In the gentle evening sun, an old peepal tree casts a cool interplay of shadows on the unpolished marble platforms before the prime doorsill. The almost 400-year-old memorial wears a mantle of calm and grace, set between lore and truth.
Veiled young women sweep the floors; enclosed in a low rock fence, the first 13-metre wide terrace has a well, an old hermit with a stick and two graves in a far corner. A step up, in a rough space, are five graves of faqirs and faqirnis who had forsaken the world to live here – two are covered with red chunris, another two are decrepit in ancient yellow stone and the last is a mound of congealed mud.
Opposite these is an open hermitage; its rock ceiling held up by pillars of small, unchiselled stones. The only headstone here, a gift from the Persian artisan who fashioned the 6 by 4ft tomb, belongs to Sohni.
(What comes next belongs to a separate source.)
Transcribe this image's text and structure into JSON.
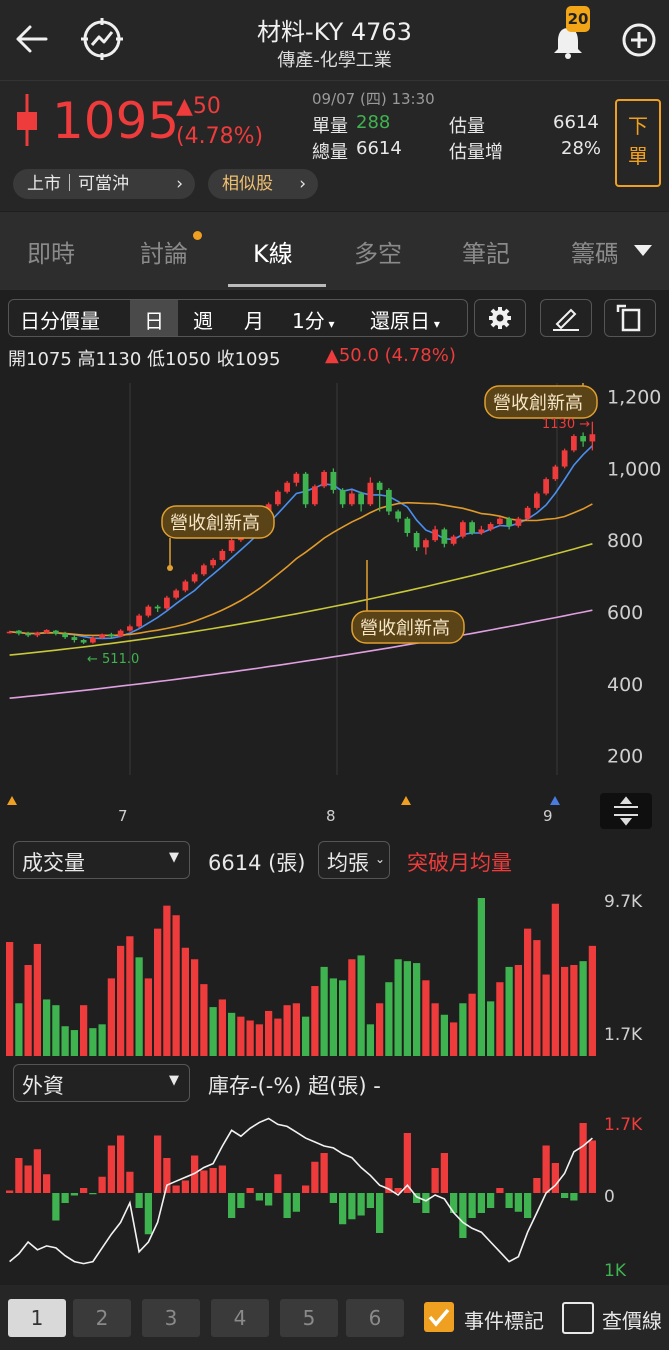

Her epitaph is a Persian prayer for water and prosperity for the region.
Commissioned as a rite of gratitude by deputy collector Hamid Ali, as his wish list of love and marriage came true, Sohni’s grave is charmingly imprinted with a verse from Bhittai’s Sur Sohni in neat black Sindhi. Her large room has a floor of intricately patterned ceramic tiles in ochre, pale green and sienna; walls painted emerald, with a low, aquamarine door beneath a vast, hollow inside of a dome in red and green. There are seven niches for oil lamps -- a young woman kisses the doorstep with her hand on her heart, then touches Sohni’s feet and lights an incense stick in the corroded brass holder on round stones by the gravestone.
The tomb’s most curious feature is the entrance with a scalloped archway and some 12 spindly minarets of different sizes with a palanquin-like structure above the Kalima and the title of ‘Mai Sutthi jo mazaar’.
“Bhittai used to come here often and sang nights away. Even today his dua starts from here. This is a temple of love. So many come to her to pray for the success of their romance,” says the steadfast loner in the courtyard.